# [WORK REQUEST]
Search the entries below for the word "term", then copy each line in which it is found.

# [Records drawn from a dataset]
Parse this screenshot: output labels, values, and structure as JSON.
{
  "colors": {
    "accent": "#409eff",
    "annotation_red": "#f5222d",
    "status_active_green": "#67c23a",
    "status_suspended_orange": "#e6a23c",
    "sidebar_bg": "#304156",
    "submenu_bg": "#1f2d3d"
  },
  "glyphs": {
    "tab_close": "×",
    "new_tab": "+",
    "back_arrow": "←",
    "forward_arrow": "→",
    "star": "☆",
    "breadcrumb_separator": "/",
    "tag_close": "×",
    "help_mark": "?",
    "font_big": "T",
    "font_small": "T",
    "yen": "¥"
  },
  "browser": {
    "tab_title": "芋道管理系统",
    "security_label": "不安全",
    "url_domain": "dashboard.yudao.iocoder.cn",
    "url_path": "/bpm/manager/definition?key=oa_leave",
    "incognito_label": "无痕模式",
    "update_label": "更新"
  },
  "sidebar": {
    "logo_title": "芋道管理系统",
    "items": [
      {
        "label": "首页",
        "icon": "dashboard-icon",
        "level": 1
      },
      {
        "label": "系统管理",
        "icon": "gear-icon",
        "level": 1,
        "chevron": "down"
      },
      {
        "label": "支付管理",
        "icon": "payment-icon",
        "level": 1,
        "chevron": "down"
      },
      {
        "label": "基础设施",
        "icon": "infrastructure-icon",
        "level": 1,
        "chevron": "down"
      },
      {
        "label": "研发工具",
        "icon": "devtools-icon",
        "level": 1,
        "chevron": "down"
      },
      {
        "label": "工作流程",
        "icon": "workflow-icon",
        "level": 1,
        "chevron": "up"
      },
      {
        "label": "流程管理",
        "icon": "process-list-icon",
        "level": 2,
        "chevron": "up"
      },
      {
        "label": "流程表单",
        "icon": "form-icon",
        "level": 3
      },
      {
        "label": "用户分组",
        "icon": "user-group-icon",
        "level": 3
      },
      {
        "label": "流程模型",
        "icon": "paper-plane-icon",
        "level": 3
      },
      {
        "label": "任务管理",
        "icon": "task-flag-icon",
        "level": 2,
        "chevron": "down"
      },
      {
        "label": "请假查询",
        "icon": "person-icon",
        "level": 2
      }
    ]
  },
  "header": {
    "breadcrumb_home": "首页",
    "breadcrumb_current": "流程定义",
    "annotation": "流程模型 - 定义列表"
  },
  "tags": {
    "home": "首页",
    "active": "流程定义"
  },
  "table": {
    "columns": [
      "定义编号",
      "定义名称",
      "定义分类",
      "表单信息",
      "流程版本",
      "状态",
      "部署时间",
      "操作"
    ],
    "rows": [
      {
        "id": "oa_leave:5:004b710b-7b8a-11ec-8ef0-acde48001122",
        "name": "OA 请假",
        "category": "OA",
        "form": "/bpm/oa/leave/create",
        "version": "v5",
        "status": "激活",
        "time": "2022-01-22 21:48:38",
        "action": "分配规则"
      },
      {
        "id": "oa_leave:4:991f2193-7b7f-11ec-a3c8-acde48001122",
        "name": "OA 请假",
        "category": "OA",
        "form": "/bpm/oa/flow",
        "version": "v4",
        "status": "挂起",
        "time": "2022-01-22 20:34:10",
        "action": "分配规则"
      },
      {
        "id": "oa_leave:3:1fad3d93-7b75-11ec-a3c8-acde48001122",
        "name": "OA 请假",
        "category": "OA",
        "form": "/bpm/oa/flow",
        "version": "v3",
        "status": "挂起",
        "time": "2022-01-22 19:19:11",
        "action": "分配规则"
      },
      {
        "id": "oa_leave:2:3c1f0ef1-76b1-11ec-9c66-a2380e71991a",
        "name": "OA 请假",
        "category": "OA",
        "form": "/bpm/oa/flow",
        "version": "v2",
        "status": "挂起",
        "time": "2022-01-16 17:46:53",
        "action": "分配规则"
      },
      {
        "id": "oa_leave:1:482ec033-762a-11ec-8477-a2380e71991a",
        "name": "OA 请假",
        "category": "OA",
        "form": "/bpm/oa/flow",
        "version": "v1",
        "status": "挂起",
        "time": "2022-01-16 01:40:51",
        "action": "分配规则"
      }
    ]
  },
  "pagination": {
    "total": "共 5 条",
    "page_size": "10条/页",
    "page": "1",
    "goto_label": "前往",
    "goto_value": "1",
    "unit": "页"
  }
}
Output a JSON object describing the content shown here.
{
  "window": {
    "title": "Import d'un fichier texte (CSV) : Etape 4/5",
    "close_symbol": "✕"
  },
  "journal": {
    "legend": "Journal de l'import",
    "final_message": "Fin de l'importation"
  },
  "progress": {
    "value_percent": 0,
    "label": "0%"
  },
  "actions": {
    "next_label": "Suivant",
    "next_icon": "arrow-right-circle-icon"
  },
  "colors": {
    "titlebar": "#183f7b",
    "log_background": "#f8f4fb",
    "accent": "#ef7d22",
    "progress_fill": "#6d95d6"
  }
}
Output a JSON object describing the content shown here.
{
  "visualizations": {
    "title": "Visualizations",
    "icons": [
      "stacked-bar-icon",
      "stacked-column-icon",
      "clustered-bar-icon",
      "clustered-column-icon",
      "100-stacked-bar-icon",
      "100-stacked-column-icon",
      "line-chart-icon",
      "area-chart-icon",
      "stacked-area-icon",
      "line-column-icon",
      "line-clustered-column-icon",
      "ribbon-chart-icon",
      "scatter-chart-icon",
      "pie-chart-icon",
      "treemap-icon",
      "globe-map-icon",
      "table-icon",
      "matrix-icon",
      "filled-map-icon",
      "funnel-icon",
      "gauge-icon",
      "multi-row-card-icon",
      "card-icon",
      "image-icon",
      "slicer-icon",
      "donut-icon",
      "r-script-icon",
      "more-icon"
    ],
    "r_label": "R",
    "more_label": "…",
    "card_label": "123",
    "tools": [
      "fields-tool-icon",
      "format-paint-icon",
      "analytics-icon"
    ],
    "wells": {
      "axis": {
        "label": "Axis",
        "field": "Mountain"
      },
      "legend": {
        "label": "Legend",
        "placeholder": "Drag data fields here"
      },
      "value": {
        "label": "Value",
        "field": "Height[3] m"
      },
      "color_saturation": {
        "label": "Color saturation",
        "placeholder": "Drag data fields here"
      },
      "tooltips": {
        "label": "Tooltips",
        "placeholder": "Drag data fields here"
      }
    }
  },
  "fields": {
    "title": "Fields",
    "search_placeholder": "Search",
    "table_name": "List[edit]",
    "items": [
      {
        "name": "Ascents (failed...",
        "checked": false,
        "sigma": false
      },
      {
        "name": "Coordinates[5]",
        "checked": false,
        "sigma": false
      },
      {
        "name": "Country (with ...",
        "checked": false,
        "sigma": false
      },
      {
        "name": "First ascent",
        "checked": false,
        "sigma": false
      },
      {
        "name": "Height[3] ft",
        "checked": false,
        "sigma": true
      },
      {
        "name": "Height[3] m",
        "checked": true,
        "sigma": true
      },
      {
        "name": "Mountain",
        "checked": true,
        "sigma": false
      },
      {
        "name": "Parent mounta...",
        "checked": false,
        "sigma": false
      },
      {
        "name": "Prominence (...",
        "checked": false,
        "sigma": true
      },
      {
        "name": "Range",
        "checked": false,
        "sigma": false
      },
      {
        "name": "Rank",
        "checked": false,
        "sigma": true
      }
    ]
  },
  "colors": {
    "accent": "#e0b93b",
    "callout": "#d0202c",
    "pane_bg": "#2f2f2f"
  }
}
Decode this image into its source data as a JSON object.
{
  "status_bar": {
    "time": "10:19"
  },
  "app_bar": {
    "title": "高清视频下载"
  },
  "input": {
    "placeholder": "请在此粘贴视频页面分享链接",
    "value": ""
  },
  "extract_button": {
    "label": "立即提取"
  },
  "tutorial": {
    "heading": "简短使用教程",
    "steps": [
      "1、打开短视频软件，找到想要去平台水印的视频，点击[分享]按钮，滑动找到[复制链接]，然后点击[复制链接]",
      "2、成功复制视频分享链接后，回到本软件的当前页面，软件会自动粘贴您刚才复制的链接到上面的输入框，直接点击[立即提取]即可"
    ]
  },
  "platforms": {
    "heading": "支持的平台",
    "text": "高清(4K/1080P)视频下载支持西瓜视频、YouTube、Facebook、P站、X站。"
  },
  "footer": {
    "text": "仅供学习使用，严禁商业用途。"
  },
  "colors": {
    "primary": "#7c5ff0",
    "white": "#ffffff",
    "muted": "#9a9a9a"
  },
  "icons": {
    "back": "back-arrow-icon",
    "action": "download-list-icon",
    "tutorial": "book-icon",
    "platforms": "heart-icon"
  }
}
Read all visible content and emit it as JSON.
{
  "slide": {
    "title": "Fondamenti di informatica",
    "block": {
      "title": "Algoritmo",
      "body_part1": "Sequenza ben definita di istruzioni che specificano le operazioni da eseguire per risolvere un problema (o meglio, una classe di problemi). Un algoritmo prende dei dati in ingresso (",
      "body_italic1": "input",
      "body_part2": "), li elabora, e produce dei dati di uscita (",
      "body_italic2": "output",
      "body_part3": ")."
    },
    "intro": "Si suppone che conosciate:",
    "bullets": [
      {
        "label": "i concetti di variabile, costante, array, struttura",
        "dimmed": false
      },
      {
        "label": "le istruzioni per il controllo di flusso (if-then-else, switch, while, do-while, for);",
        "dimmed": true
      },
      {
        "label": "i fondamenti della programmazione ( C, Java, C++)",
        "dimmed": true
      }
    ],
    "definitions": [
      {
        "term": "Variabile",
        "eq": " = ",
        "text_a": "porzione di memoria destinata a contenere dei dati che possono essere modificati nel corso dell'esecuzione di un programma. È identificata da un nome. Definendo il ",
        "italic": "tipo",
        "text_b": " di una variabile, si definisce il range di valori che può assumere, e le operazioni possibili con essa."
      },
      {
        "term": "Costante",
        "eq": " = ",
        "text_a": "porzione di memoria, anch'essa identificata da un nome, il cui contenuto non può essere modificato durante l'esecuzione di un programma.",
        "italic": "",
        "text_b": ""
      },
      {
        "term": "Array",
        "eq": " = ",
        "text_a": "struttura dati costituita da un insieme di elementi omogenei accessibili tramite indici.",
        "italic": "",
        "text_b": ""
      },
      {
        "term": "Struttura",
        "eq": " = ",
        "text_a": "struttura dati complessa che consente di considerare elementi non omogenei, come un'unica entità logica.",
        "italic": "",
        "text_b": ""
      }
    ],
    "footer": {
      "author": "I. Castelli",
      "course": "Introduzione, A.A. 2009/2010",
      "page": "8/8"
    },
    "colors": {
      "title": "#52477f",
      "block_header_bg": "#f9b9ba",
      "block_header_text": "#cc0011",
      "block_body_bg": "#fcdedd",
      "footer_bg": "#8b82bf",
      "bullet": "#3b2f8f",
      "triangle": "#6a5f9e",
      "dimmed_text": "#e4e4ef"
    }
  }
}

# [RESPONSE AREA]
        "term": "Variabile",
        "term": "Costante",
        "term": "Array",
        "term": "Struttura",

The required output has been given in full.